Exercise prompt — Provide the number of lines below containing the word "script", without any other words.

Data for review —
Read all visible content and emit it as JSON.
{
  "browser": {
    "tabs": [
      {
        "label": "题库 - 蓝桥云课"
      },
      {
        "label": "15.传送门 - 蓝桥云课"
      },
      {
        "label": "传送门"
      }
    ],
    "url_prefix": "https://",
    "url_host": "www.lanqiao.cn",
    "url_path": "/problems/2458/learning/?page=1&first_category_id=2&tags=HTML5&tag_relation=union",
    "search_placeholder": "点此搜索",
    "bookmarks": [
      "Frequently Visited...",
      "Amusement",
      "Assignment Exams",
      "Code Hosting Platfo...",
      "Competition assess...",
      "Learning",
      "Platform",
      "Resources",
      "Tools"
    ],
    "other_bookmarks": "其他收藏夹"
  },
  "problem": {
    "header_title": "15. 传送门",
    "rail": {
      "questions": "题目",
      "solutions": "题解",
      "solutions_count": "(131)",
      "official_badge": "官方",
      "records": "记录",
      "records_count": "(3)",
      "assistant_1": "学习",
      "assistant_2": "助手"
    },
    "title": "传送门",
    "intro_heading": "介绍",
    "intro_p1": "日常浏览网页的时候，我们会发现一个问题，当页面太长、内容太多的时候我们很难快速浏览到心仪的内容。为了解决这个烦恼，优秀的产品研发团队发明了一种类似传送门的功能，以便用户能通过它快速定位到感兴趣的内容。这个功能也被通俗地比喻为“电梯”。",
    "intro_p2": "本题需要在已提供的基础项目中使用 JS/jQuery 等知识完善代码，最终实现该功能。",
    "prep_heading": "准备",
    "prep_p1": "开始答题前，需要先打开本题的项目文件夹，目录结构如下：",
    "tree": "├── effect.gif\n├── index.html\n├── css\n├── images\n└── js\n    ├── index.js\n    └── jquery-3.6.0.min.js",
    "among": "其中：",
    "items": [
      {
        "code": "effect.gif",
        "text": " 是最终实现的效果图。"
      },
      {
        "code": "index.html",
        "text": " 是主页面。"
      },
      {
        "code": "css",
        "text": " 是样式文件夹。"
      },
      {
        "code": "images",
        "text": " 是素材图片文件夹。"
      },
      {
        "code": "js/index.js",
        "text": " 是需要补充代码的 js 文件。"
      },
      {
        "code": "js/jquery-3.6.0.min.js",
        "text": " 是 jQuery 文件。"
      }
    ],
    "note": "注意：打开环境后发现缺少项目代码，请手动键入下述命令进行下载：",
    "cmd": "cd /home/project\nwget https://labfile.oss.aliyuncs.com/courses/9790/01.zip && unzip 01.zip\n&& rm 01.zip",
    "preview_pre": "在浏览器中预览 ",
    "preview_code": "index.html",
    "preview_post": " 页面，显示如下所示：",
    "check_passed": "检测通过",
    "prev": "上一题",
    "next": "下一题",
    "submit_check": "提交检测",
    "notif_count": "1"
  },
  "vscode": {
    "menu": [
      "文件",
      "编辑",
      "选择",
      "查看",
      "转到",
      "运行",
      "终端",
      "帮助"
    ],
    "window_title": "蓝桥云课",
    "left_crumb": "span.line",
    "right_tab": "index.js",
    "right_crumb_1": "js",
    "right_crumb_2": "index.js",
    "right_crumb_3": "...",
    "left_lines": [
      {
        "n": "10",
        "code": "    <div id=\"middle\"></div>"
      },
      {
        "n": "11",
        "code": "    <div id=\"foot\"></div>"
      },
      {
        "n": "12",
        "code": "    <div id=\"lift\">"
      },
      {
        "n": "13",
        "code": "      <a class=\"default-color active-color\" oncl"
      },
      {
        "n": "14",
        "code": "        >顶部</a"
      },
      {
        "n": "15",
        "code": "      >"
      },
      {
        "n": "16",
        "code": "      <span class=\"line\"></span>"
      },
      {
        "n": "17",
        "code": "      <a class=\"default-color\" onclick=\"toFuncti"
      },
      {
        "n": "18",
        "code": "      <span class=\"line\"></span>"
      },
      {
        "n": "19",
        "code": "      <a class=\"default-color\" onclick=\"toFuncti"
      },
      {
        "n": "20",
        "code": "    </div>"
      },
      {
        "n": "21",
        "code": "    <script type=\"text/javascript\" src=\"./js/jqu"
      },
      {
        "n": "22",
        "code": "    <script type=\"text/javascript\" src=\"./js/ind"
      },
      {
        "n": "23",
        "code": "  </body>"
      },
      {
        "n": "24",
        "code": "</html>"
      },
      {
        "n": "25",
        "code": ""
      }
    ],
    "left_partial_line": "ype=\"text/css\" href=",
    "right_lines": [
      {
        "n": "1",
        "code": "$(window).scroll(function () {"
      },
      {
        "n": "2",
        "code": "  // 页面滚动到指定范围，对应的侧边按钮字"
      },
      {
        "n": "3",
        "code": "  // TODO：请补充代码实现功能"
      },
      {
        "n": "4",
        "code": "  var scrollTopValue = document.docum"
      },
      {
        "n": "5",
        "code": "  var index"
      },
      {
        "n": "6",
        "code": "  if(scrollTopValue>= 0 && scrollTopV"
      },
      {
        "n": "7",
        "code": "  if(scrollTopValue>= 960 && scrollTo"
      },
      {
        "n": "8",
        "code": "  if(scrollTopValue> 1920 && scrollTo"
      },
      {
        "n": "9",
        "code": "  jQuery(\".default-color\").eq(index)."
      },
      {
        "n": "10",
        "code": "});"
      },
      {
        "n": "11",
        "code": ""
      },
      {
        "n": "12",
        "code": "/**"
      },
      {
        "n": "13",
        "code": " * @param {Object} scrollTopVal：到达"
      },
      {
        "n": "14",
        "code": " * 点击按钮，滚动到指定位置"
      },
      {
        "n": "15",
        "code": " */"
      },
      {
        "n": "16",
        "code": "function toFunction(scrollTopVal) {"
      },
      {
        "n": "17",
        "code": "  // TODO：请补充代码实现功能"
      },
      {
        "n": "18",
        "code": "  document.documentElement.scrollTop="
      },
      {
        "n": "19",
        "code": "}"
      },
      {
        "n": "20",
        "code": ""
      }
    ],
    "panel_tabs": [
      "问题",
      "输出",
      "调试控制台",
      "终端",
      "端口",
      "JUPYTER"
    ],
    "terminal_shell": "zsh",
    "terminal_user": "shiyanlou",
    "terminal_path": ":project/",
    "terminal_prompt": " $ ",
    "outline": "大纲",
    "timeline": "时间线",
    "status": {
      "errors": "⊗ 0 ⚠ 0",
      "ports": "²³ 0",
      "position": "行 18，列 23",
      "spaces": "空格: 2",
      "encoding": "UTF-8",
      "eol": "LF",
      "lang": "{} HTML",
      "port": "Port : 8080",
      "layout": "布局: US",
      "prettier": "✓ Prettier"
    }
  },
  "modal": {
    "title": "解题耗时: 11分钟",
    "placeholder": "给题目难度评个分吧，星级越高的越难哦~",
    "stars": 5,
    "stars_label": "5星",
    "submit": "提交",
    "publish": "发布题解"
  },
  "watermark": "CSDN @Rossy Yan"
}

Solution to this task — 2